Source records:
-----
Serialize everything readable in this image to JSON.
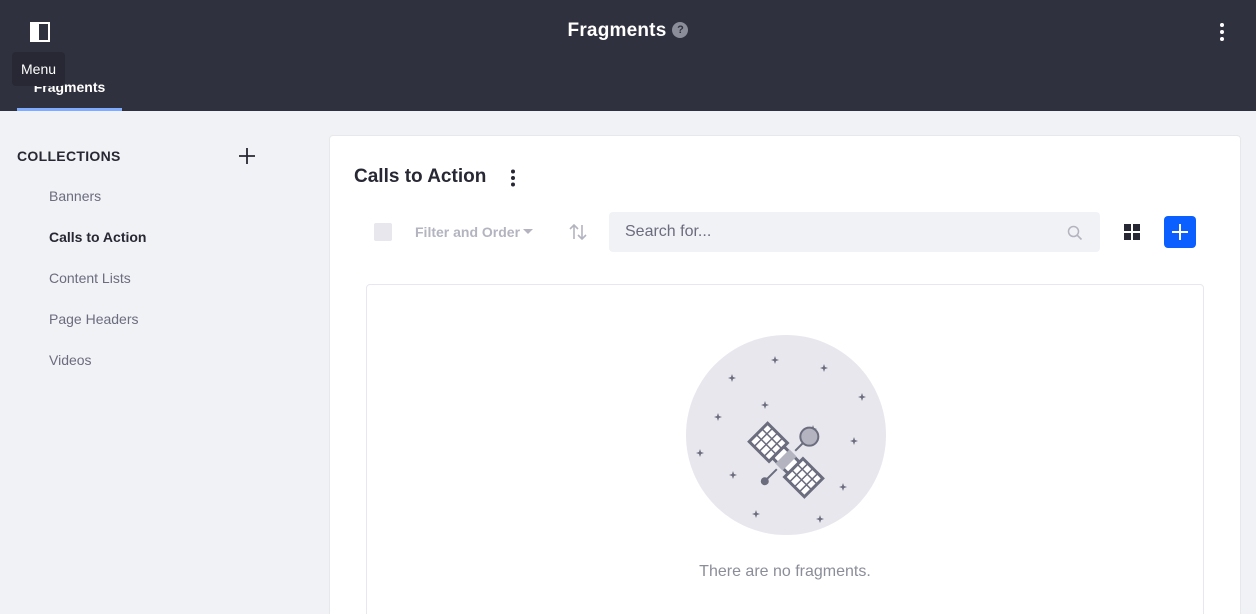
{
  "header": {
    "title": "Fragments",
    "help_label": "?",
    "tooltip": "Menu"
  },
  "nav": {
    "tabs": [
      {
        "label": "Fragments",
        "active": true
      }
    ]
  },
  "sidebar": {
    "title": "COLLECTIONS",
    "items": [
      {
        "label": "Banners",
        "active": false
      },
      {
        "label": "Calls to Action",
        "active": true
      },
      {
        "label": "Content Lists",
        "active": false
      },
      {
        "label": "Page Headers",
        "active": false
      },
      {
        "label": "Videos",
        "active": false
      }
    ]
  },
  "main": {
    "title": "Calls to Action",
    "filter_label": "Filter and Order",
    "search": {
      "placeholder": "Search for...",
      "value": ""
    },
    "empty_message": "There are no fragments."
  },
  "colors": {
    "topbar": "#30313f",
    "accent": "#0b5fff",
    "tab_indicator": "#80acff",
    "background": "#f1f2f5"
  },
  "icons": {
    "menu_toggle": "sidebar-toggle-icon",
    "help": "question-circle-icon",
    "options": "ellipsis-v-icon",
    "add_collection": "plus-icon",
    "sort": "order-arrow-icon",
    "search": "search-icon",
    "view": "cards-icon",
    "add_fragment": "plus-icon",
    "empty_state": "satellite-illustration"
  }
}
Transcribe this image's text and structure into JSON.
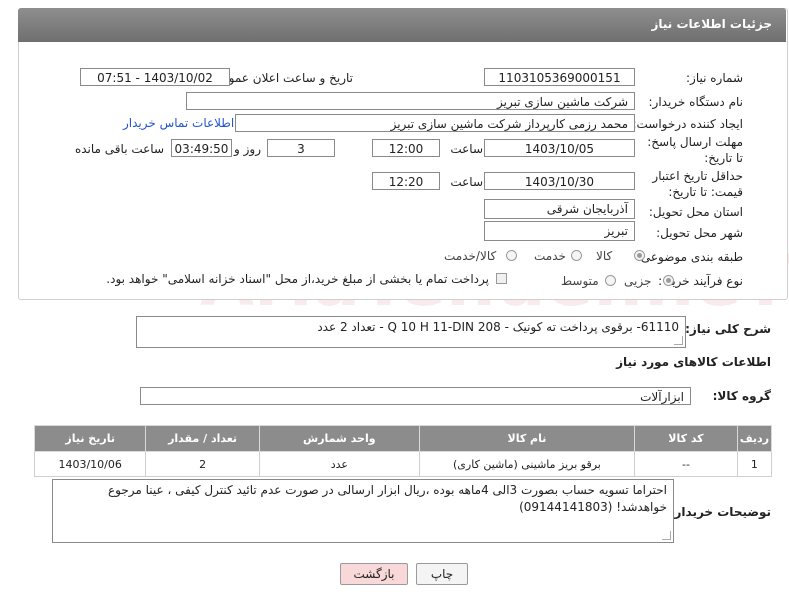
{
  "header": {
    "title": "جزئیات اطلاعات نیاز"
  },
  "form": {
    "need_number_label": "شماره نیاز:",
    "need_number": "1103105369000151",
    "announce_label": "تاریخ و ساعت اعلان عمومی:",
    "announce_value": "1403/10/02 - 07:51",
    "buyer_org_label": "نام دستگاه خریدار:",
    "buyer_org": "شرکت ماشین سازی تبریز",
    "creator_label": "ایجاد کننده درخواست:",
    "creator": "محمد رزمی کارپرداز شرکت ماشین سازی تبریز",
    "contact_link": "اطلاعات تماس خریدار",
    "reply_deadline_label": "مهلت ارسال پاسخ: تا تاریخ:",
    "reply_date": "1403/10/05",
    "time_label": "ساعت",
    "reply_time": "12:00",
    "days_value": "3",
    "days_label": "روز و",
    "remaining_time": "03:49:50",
    "remaining_label": "ساعت باقی مانده",
    "price_validity_label": "حداقل تاریخ اعتبار قیمت: تا تاریخ:",
    "price_date": "1403/10/30",
    "price_time": "12:20",
    "province_label": "استان محل تحویل:",
    "province": "آذربایجان شرقی",
    "city_label": "شهر محل تحویل:",
    "city": "تبریز",
    "category_label": "طبقه بندی موضوعی:",
    "category_options": [
      "کالا",
      "خدمت",
      "کالا/خدمت"
    ],
    "process_label": "نوع فرآیند خرید :",
    "process_options": [
      "جزیی",
      "متوسط"
    ],
    "payment_note": "پرداخت تمام یا بخشی از مبلغ خرید،از محل \"اسناد خزانه اسلامی\" خواهد بود."
  },
  "description": {
    "label": "شرح کلی نیاز:",
    "text": "61110- برقوی پرداخت ته کونیک - Q 10 H 11-DIN 208 - تعداد 2 عدد"
  },
  "goods": {
    "section_title": "اطلاعات کالاهای مورد نیاز",
    "group_label": "گروه کالا:",
    "group_value": "ابزارآلات",
    "columns": [
      "ردیف",
      "کد کالا",
      "نام کالا",
      "واحد شمارش",
      "تعداد / مقدار",
      "تاریخ نیاز"
    ],
    "rows": [
      {
        "row": "1",
        "code": "--",
        "name": "برقو بریز ماشینی (ماشین کاری)",
        "unit": "عدد",
        "qty": "2",
        "date": "1403/10/06"
      }
    ]
  },
  "buyer_notes": {
    "label": "توضیحات خریدار:",
    "text": "احتراما تسویه حساب بصورت 3الی 4ماهه بوده ،ریال ابزار ارسالی در صورت عدم تائید کنترل کیفی ، عینا مرجوع خواهدشد! (09144141803)"
  },
  "buttons": {
    "print": "چاپ",
    "back": "بازگشت"
  },
  "colors": {
    "header_bg": "#7d7d7d",
    "link": "#2255cc",
    "back_btn_bg": "#f8d8d8"
  }
}
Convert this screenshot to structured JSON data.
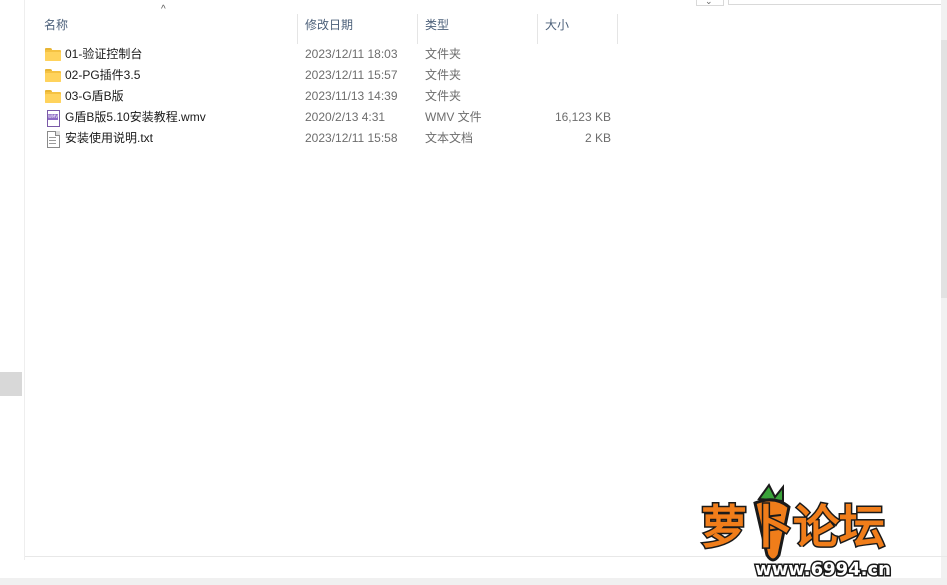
{
  "columns": {
    "name": "名称",
    "date": "修改日期",
    "type": "类型",
    "size": "大小"
  },
  "sort_indicator": "^",
  "files": [
    {
      "icon": "folder-icon",
      "name": "01-验证控制台",
      "date": "2023/12/11 18:03",
      "type": "文件夹",
      "size": ""
    },
    {
      "icon": "folder-icon",
      "name": "02-PG插件3.5",
      "date": "2023/12/11 15:57",
      "type": "文件夹",
      "size": ""
    },
    {
      "icon": "folder-icon",
      "name": "03-G盾B版",
      "date": "2023/11/13 14:39",
      "type": "文件夹",
      "size": ""
    },
    {
      "icon": "video-file-icon",
      "name": "G盾B版5.10安装教程.wmv",
      "date": "2020/2/13 4:31",
      "type": "WMV 文件",
      "size": "16,123 KB"
    },
    {
      "icon": "text-file-icon",
      "name": "安装使用说明.txt",
      "date": "2023/12/11 15:58",
      "type": "文本文档",
      "size": "2 KB"
    }
  ],
  "watermark": {
    "title": "萝卜论坛",
    "url": "www.6994.cn"
  },
  "colors": {
    "header_text": "#4c607a",
    "folder": "#f5c242",
    "watermark_orange": "#f07d1a",
    "watermark_text": "#1a1a1a"
  }
}
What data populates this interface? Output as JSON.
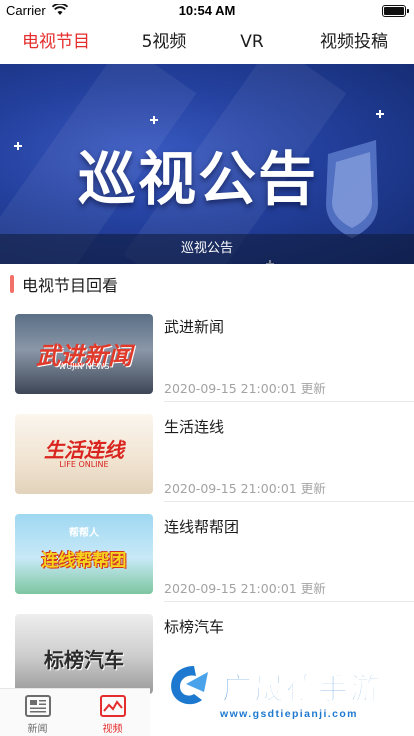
{
  "status_bar": {
    "carrier": "Carrier",
    "time": "10:54 AM"
  },
  "tabs": [
    {
      "label": "电视节目",
      "active": true
    },
    {
      "label": "5视频",
      "active": false
    },
    {
      "label": "VR",
      "active": false
    },
    {
      "label": "视频投稿",
      "active": false
    }
  ],
  "banner": {
    "title": "巡视公告",
    "caption": "巡视公告"
  },
  "section": {
    "title": "电视节目回看"
  },
  "programs": [
    {
      "title": "武进新闻",
      "updated": "2020-09-15 21:00:01 更新",
      "thumb_text": "武进新闻",
      "thumb_subtext": "WUJIN NEWS"
    },
    {
      "title": "生活连线",
      "updated": "2020-09-15 21:00:01 更新",
      "thumb_text": "生活连线",
      "thumb_subtext": "LIFE ONLINE"
    },
    {
      "title": "连线帮帮团",
      "updated": "2020-09-15 21:00:01 更新",
      "thumb_text": "连线帮帮团",
      "thumb_subtext": "帮帮人"
    },
    {
      "title": "标榜汽车",
      "updated": "",
      "thumb_text": "标榜汽车",
      "thumb_subtext": ""
    }
  ],
  "bottom_nav": [
    {
      "label": "新闻",
      "icon": "news-icon",
      "active": false
    },
    {
      "label": "视频",
      "icon": "video-icon",
      "active": true
    }
  ],
  "watermark": {
    "title": "广晟德手游",
    "url": "www.gsdtiepianji.com"
  },
  "colors": {
    "accent": "#e52d2d",
    "banner_blue": "#23409d",
    "watermark_blue": "#1d79cf"
  }
}
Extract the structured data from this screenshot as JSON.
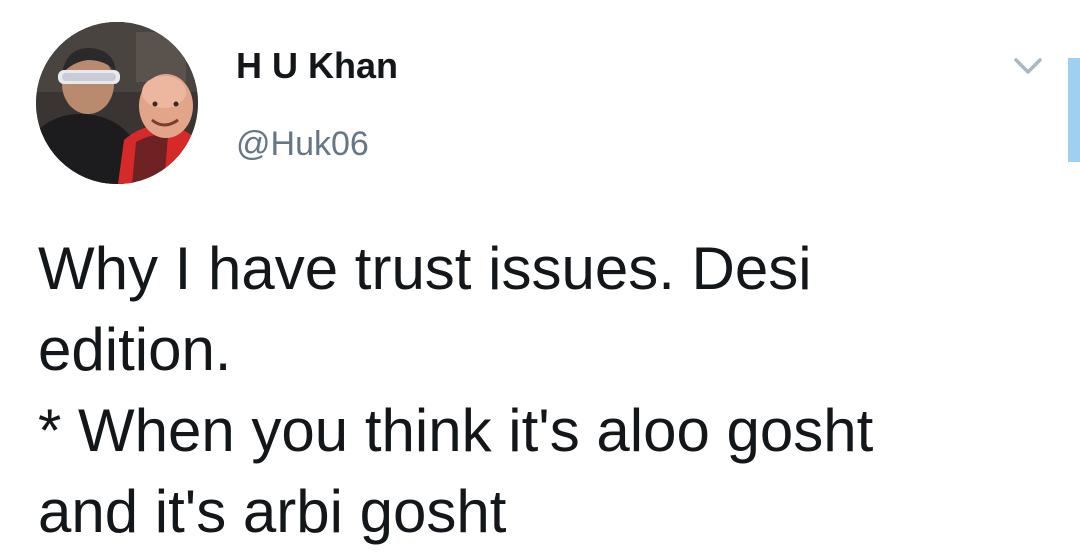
{
  "tweet": {
    "author": {
      "display_name": "H U Khan",
      "handle": "@Huk06"
    },
    "text": "Why I have trust issues. Desi\nedition.\n* When you think it's aloo gosht\nand it's arbi gosht"
  },
  "icons": {
    "menu_caret": "chevron-down-icon",
    "avatar": "profile-photo"
  },
  "colors": {
    "text_primary": "#14171a",
    "text_secondary": "#657786",
    "caret": "#aab8c2",
    "scroll_indicator": "#9fd0f2",
    "background": "#ffffff"
  }
}
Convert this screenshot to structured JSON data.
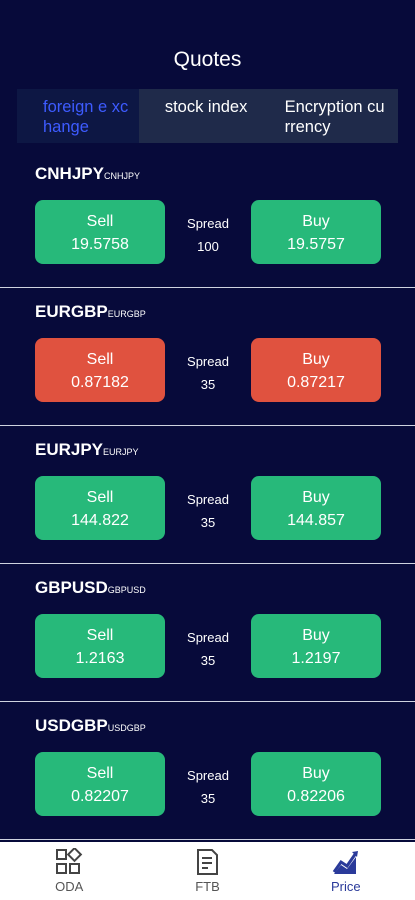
{
  "header": {
    "title": "Quotes"
  },
  "tabs": [
    {
      "label": "foreign e xchange",
      "active": true
    },
    {
      "label": "stock index",
      "active": false
    },
    {
      "label": "Encryption currency",
      "active": false
    }
  ],
  "colors": {
    "up": "#27b97a",
    "down": "#e0523f",
    "background": "#070a3a",
    "accent": "#3d5bff"
  },
  "quotes": [
    {
      "symbol": "CNHJPY",
      "code": "CNHJPY",
      "sell_label": "Sell",
      "sell": "19.5758",
      "spread_label": "Spread",
      "spread": "100",
      "buy_label": "Buy",
      "buy": "19.5757",
      "color": "green"
    },
    {
      "symbol": "EURGBP",
      "code": "EURGBP",
      "sell_label": "Sell",
      "sell": "0.87182",
      "spread_label": "Spread",
      "spread": "35",
      "buy_label": "Buy",
      "buy": "0.87217",
      "color": "red"
    },
    {
      "symbol": "EURJPY",
      "code": "EURJPY",
      "sell_label": "Sell",
      "sell": "144.822",
      "spread_label": "Spread",
      "spread": "35",
      "buy_label": "Buy",
      "buy": "144.857",
      "color": "green"
    },
    {
      "symbol": "GBPUSD",
      "code": "GBPUSD",
      "sell_label": "Sell",
      "sell": "1.2163",
      "spread_label": "Spread",
      "spread": "35",
      "buy_label": "Buy",
      "buy": "1.2197",
      "color": "green"
    },
    {
      "symbol": "USDGBP",
      "code": "USDGBP",
      "sell_label": "Sell",
      "sell": "0.82207",
      "spread_label": "Spread",
      "spread": "35",
      "buy_label": "Buy",
      "buy": "0.82206",
      "color": "green"
    }
  ],
  "bottom_nav": [
    {
      "label": "ODA",
      "icon": "grid-icon",
      "active": false
    },
    {
      "label": "FTB",
      "icon": "document-icon",
      "active": false
    },
    {
      "label": "Price",
      "icon": "chart-icon",
      "active": true
    }
  ]
}
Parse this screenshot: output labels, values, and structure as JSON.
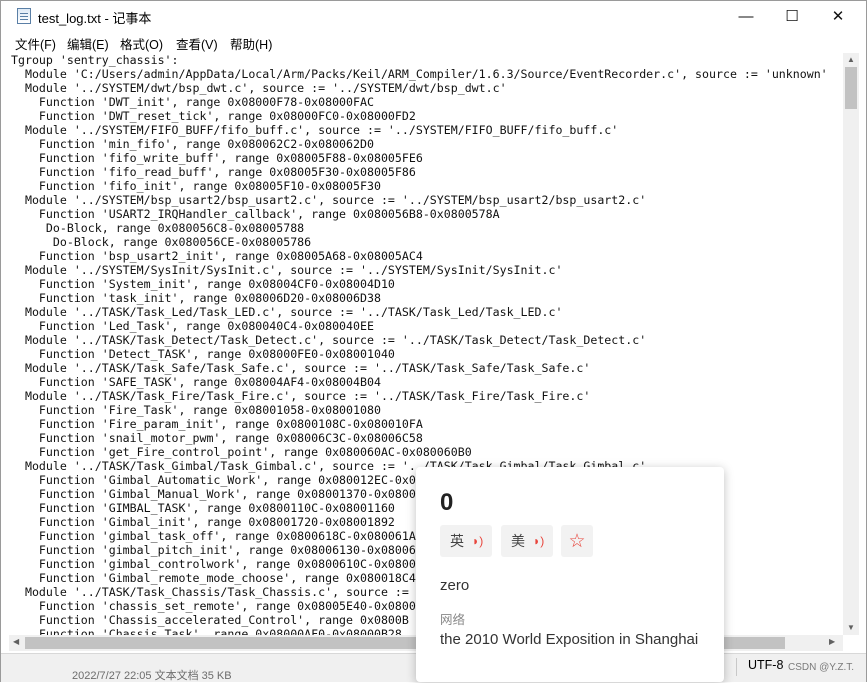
{
  "window": {
    "title": "test_log.txt - 记事本",
    "controls": {
      "minimize": "—",
      "maximize": "☐",
      "close": "✕"
    }
  },
  "menu": [
    "文件(F)",
    "编辑(E)",
    "格式(O)",
    "查看(V)",
    "帮助(H)"
  ],
  "editor_lines": [
    "Tgroup 'sentry_chassis':",
    "  Module 'C:/Users/admin/AppData/Local/Arm/Packs/Keil/ARM_Compiler/1.6.3/Source/EventRecorder.c', source := 'unknown'",
    "  Module '../SYSTEM/dwt/bsp_dwt.c', source := '../SYSTEM/dwt/bsp_dwt.c'",
    "    Function 'DWT_init', range 0x08000F78-0x08000FAC",
    "    Function 'DWT_reset_tick', range 0x08000FC0-0x08000FD2",
    "  Module '../SYSTEM/FIFO_BUFF/fifo_buff.c', source := '../SYSTEM/FIFO_BUFF/fifo_buff.c'",
    "    Function 'min_fifo', range 0x080062C2-0x080062D0",
    "    Function 'fifo_write_buff', range 0x08005F88-0x08005FE6",
    "    Function 'fifo_read_buff', range 0x08005F30-0x08005F86",
    "    Function 'fifo_init', range 0x08005F10-0x08005F30",
    "  Module '../SYSTEM/bsp_usart2/bsp_usart2.c', source := '../SYSTEM/bsp_usart2/bsp_usart2.c'",
    "    Function 'USART2_IRQHandler_callback', range 0x080056B8-0x0800578A",
    "     Do-Block, range 0x080056C8-0x08005788",
    "      Do-Block, range 0x080056CE-0x08005786",
    "    Function 'bsp_usart2_init', range 0x08005A68-0x08005AC4",
    "  Module '../SYSTEM/SysInit/SysInit.c', source := '../SYSTEM/SysInit/SysInit.c'",
    "    Function 'System_init', range 0x08004CF0-0x08004D10",
    "    Function 'task_init', range 0x08006D20-0x08006D38",
    "  Module '../TASK/Task_Led/Task_LED.c', source := '../TASK/Task_Led/Task_LED.c'",
    "    Function 'Led_Task', range 0x080040C4-0x080040EE",
    "  Module '../TASK/Task_Detect/Task_Detect.c', source := '../TASK/Task_Detect/Task_Detect.c'",
    "    Function 'Detect_TASK', range 0x08000FE0-0x08001040",
    "  Module '../TASK/Task_Safe/Task_Safe.c', source := '../TASK/Task_Safe/Task_Safe.c'",
    "    Function 'SAFE_TASK', range 0x08004AF4-0x08004B04",
    "  Module '../TASK/Task_Fire/Task_Fire.c', source := '../TASK/Task_Fire/Task_Fire.c'",
    "    Function 'Fire_Task', range 0x08001058-0x08001080",
    "    Function 'Fire_param_init', range 0x0800108C-0x080010FA",
    "    Function 'snail_motor_pwm', range 0x08006C3C-0x08006C58",
    "    Function 'get_Fire_control_point', range 0x080060AC-0x080060B0",
    "  Module '../TASK/Task_Gimbal/Task_Gimbal.c', source := '../TASK/Task_Gimbal/Task_Gimbal.c'",
    "    Function 'Gimbal_Automatic_Work', range 0x080012EC-0x0800",
    "    Function 'Gimbal_Manual_Work', range 0x08001370-0x0800",
    "    Function 'GIMBAL_TASK', range 0x0800110C-0x08001160",
    "    Function 'Gimbal_init', range 0x08001720-0x08001892",
    "    Function 'gimbal_task_off', range 0x0800618C-0x080061A",
    "    Function 'gimbal_pitch_init', range 0x08006130-0x08006",
    "    Function 'gimbal_controlwork', range 0x0800610C-0x0800",
    "    Function 'Gimbal_remote_mode_choose', range 0x080018C4",
    "  Module '../TASK/Task_Chassis/Task_Chassis.c', source :=",
    "    Function 'chassis_set_remote', range 0x08005E40-0x0800",
    "    Function 'Chassis_accelerated_Control', range 0x0800B",
    "    Function 'Chassis_Task', range 0x08000AF0-0x08000B28"
  ],
  "status": {
    "encoding": "UTF-8"
  },
  "behind_text": "2022/7/27 22:05          文本文档                35 KB",
  "watermark": "CSDN @Y.Z.T.",
  "popup": {
    "word": "0",
    "pron_uk": "英",
    "pron_us": "美",
    "speaker": "◗)",
    "star": "☆",
    "definition": "zero",
    "section_label": "网络",
    "network_definition": "the 2010 World Exposition in Shanghai"
  },
  "scroll": {
    "up": "▲",
    "down": "▼",
    "left": "◀",
    "right": "▶"
  }
}
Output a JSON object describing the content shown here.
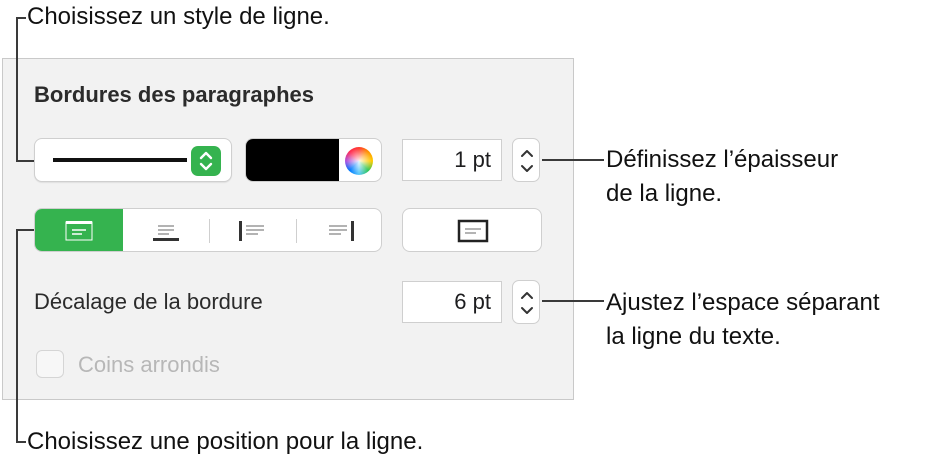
{
  "callouts": {
    "line_style": "Choisissez un style de ligne.",
    "thickness_line1": "Définissez l’épaisseur",
    "thickness_line2": "de la ligne.",
    "offset_line1": "Ajustez l’espace séparant",
    "offset_line2": "la ligne du texte.",
    "position": "Choisissez une position pour la ligne."
  },
  "panel": {
    "title": "Bordures des paragraphes",
    "line_style_popup": {
      "selected": "solid-line",
      "icon": "up-down-arrows-icon"
    },
    "color_well": {
      "color": "#000000",
      "picker_icon": "color-wheel-icon"
    },
    "thickness": {
      "value": "1 pt"
    },
    "position_segments": [
      "border-top",
      "border-bottom",
      "border-left",
      "border-right"
    ],
    "selected_position": "border-top",
    "all_borders_button": "all-borders",
    "offset": {
      "label": "Décalage de la bordure",
      "value": "6 pt"
    },
    "rounded_corners": {
      "label": "Coins arrondis",
      "checked": false,
      "enabled": false
    }
  },
  "colors": {
    "accent": "#35b34f",
    "panel_bg": "#f2f2f2",
    "border": "#cfcfcf"
  }
}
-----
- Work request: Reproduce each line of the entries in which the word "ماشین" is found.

- Finished exercise:
    "buyer_org": "شرکت ماشین سازی تبریز",
    "creator": "محمد رزمی کارپرداز شرکت ماشین سازی تبریز",
        "name": "برقو بریز ماشینی (ماشین کاری)",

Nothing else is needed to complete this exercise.